Once upon a time, under the vineyards of the winery, there was the entrance of the pre-roman city of Satricum
In the last decade the winery Casale del Giglio, located nearby the city of Latina and 60 km from the eternal city of Rome, supported an excavation project, which brought to the discovery of many relics of the ancient city of Satricum.
The archeological project started more than 35 years ago and saw a big boost after the support of the winery. The discoveries of the excavation will be shown from June 11th to January 11th 2015 in the new exhibition “Satricum, in the renovated rooms of the old foundry “Le Ferriere”, in Latina, which will become soon a permanent museum.
The works lasted ten years all over the lands of the winery Casale del Giglio, which financially supported the discovery of the “Via Sacra” just under the vineyards. The archeological project Satricum, born from the cooperation between the cities of Aprilia, Latina and Nettuno, the Archeological division of the region of Lazio and the university of Amsterdam, aimed to the recovery of the pre-roman city of Satricum, considered lost.

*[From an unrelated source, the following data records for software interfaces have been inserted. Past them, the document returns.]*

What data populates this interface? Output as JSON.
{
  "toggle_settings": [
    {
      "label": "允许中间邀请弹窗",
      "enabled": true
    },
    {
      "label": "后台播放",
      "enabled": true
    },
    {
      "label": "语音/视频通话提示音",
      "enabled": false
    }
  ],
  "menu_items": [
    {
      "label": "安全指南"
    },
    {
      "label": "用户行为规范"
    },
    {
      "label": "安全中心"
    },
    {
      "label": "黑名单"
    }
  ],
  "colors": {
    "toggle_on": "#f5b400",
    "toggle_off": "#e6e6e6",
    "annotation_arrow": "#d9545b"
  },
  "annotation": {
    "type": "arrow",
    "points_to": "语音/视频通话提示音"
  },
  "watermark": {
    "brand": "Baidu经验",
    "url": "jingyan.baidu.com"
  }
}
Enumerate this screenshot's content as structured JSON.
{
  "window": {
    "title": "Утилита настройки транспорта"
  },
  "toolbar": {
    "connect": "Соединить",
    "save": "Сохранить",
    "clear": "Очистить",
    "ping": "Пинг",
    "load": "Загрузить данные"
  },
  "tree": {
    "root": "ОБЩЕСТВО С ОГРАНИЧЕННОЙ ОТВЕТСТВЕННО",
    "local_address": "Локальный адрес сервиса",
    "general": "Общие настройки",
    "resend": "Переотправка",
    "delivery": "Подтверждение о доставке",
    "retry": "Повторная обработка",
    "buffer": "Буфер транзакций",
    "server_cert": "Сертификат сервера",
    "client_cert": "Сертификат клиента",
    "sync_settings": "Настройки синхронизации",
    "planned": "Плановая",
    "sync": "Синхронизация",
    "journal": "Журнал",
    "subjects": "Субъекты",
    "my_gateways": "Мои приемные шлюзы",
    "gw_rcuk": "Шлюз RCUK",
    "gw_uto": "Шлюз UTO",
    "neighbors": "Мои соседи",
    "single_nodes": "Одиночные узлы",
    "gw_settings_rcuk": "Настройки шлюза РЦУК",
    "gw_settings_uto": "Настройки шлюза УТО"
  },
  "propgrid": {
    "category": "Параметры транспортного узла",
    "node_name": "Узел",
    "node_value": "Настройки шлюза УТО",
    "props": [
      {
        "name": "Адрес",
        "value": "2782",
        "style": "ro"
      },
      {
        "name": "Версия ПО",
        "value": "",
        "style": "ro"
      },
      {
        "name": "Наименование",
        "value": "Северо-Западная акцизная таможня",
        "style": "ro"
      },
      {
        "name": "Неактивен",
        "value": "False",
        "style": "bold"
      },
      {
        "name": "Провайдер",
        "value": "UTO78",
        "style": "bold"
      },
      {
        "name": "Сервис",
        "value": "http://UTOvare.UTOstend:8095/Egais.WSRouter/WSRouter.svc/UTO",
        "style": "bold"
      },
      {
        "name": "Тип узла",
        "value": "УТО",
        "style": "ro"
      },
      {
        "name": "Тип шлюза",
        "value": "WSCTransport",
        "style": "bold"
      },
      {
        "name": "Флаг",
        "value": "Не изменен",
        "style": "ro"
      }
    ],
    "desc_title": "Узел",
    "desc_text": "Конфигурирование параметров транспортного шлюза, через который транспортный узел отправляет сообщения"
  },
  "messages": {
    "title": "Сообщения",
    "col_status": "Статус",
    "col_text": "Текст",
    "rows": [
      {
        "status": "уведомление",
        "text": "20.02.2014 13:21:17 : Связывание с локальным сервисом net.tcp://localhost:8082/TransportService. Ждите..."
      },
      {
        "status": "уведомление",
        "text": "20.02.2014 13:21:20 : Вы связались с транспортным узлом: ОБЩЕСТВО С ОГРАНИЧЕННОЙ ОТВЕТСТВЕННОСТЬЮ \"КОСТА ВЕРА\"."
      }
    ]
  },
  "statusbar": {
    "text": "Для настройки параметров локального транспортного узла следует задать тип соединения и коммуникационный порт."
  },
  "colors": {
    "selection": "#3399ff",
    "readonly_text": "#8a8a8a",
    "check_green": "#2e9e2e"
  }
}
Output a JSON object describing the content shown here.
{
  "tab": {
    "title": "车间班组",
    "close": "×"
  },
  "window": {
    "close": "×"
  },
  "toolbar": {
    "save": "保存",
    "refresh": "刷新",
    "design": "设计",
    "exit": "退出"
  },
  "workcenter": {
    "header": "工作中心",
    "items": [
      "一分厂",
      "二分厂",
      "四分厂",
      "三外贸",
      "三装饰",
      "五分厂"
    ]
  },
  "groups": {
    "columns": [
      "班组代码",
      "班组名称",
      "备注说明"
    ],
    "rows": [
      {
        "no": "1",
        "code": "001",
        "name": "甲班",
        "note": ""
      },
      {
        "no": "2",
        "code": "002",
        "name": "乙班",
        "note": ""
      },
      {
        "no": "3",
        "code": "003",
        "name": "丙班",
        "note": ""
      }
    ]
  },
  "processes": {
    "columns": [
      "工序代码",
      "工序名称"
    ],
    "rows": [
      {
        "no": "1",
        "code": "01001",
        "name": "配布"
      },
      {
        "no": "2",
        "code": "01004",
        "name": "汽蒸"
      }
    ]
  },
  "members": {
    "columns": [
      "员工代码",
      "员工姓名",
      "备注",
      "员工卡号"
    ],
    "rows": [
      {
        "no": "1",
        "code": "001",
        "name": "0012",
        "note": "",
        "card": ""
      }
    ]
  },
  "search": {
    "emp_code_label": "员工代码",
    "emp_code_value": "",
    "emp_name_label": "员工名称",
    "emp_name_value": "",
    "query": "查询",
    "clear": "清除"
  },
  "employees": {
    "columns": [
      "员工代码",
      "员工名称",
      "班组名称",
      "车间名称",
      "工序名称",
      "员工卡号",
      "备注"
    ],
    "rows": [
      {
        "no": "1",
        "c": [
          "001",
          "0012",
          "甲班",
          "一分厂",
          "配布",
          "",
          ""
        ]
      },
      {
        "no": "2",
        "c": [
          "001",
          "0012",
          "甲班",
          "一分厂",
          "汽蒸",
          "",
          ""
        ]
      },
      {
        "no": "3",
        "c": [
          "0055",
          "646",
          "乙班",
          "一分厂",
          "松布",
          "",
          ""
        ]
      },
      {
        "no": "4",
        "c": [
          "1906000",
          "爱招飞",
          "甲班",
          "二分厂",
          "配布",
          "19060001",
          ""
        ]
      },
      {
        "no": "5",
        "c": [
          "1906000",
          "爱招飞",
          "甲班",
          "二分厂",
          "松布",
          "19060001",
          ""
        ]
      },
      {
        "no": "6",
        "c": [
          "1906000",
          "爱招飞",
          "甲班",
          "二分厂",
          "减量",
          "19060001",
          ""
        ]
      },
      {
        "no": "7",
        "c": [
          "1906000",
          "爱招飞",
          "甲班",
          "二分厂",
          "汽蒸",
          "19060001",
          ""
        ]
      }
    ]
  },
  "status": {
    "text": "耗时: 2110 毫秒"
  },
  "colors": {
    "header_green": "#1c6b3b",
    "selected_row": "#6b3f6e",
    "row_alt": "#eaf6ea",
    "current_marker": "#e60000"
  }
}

The discovery of part of the “Via Sacra” – Holy Road – dated back in the VI century BC, helped to understand the location and structure of one of the access points to the ancient city. The Via Sacra was used to access to the Acropolis, at the top of which was located the temple in honor of the ancient Latin goddess of the dawn, Mater Matuta, named Eos by the Greeks and Aurora by the Romans.
Beneath the vineyards, the archeologists found the ruins of large building, probably tombs of the Volsci, an Italian tribe well known in the history of the first century of the Roman Republic. One of the crypts stand out for its richness and opulence of the grave goods, probably belonged to a girl of the VII century BC.
Moreover, after the discovery of a ceramic goblet the archeologists are persuaded to believe that the wine culture was developed in these lands since remote times.
The new museum is located nearby the winery Casale del Giglio and will show more than 750 artifacts discovered during the digs.